Michael Ranson, Blue Wolf Capital Partners:
Complexity repels other buyers and so, our legacy of engaging with labor unions and solving environmental problems, partnering with government agencies, multi-constituent negotiations. We’ve been doing this sort of work for years. We have found that when those forces come together, often the competition to buy those companies is thin to non-existent.
Suwannee has a number of structural advantages. It’s the southernmost sawmill in the United States and it’s the mill that is closest to large metropolitan areas like Orlando and Tampa. There’s a lot of timber land though that’s south of the company. So Suwannee will have a structural advantage harvesting that timber. Then in additional to sell lumber into those large metropolitan markets. Suwannee also has a freight advantage.
Robert McKagen, Caddo River Forest Products:
The did face some environmental issues and they faced where they needed to modernize the mill, upgrade the mill for the future. That’s where Blue Wolf came involved. It’s been a great story. I mean, 2005, they were running about 80 million feet and just holding on. And last year, we ran 143 million feet with pretty much the same equipment.
Ranson: When we dug into the environmental issues, we felt that they were containable, they were addressable.
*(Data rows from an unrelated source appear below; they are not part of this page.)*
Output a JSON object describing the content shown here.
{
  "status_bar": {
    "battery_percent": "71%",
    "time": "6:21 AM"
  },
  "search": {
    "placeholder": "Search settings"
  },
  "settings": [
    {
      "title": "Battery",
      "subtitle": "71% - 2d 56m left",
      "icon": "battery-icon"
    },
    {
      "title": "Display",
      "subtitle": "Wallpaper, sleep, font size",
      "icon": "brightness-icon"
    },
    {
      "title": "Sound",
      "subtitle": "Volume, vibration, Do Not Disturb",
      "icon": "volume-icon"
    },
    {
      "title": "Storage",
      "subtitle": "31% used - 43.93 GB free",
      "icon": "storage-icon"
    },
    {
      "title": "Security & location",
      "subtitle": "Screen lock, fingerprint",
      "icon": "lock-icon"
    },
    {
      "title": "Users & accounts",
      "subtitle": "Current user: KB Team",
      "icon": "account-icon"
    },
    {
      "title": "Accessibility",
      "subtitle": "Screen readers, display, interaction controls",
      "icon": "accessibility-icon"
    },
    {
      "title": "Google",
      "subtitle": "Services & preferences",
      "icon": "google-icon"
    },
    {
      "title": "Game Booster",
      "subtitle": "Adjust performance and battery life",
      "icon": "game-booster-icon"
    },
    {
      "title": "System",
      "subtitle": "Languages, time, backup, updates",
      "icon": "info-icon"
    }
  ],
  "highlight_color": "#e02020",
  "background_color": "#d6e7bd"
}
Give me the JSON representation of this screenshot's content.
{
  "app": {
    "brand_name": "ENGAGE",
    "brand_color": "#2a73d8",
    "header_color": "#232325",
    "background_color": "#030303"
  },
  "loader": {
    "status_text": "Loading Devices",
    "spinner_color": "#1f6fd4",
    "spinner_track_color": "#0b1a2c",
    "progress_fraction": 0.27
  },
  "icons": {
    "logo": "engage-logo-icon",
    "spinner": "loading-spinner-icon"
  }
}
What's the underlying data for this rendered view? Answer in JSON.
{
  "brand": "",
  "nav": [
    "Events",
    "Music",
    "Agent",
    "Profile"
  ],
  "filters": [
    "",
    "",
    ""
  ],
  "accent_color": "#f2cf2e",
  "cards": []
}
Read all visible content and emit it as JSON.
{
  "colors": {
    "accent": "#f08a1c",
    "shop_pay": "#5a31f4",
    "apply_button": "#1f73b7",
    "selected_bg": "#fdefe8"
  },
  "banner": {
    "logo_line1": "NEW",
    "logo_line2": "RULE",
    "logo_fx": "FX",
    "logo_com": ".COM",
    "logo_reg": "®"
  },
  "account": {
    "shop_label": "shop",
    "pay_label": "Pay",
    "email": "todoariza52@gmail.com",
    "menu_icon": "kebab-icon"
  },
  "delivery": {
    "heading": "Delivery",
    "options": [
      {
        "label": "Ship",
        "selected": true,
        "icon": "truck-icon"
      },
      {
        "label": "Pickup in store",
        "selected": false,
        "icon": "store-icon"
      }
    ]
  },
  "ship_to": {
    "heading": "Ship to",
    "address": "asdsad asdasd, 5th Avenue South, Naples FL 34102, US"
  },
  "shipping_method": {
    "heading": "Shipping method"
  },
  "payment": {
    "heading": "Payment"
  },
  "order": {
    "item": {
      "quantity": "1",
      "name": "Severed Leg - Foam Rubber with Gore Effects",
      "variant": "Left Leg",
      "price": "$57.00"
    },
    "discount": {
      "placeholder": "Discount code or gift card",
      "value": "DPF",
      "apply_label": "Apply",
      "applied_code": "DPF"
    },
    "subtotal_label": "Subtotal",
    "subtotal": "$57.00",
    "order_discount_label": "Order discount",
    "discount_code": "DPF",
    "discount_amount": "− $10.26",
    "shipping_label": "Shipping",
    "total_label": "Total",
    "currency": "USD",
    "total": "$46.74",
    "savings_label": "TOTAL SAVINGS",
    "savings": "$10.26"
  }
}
We were able to develop a multi-step plan for how we would both contain the liability from an investment point of view, but also, undertake a remediation plan, that would finally resolve it.
McKagen: Blue Wolf put a plan in place that everybody agrees on, worked with the state officials and come up with a plan that everybody can live with and just check the boxes as you’re going along and that’s what we’ve done over the last four years.
Ranson: Whenever it would rain, the contamination that was in the ground would further leach into this creek and leave the property and further contaminate the area around the mill. At least that was the fear. It was cutting right through the facility and moved it to the perimeter. We had to work with the Department of Highways, the Florida Department of Environmental Protection, Dixie County, multiple governmental agencies.
Where other people see problems, we see opportunities. We could harvest the clean areas of that pile and turn that into soils that would feed the ground cover part of the business and we’re quite proud of having turned that liability into an asset.
One of the first places that we invested was in the finance team. We hired a CFO. We also deployed a new ERP system. We developed a timber management business that procures wood not only for the sawmill but also for the mulch and ground cover division. But also for third parties, so we transformed what had been an internal function, into a profit center. In the latter part of 2017, we embarked on what we call the modernization project.
McKagen: We ran 143 million feet last year. We’ve squeezed that orange as much you can. And we went in this past year and invested 14 to 17 million dollars in a modernization project, where three major machines centers were replaced in the sawmill, where we peeled off the roof, took out the old equipment, reinvested in new equipment.
Ranson: The next owner will have a great degree of comfort stepping into our shoes, knowing that whatever problems there were in the past had been well documented, had been remediated and they can just own a clean and healthy sawmill.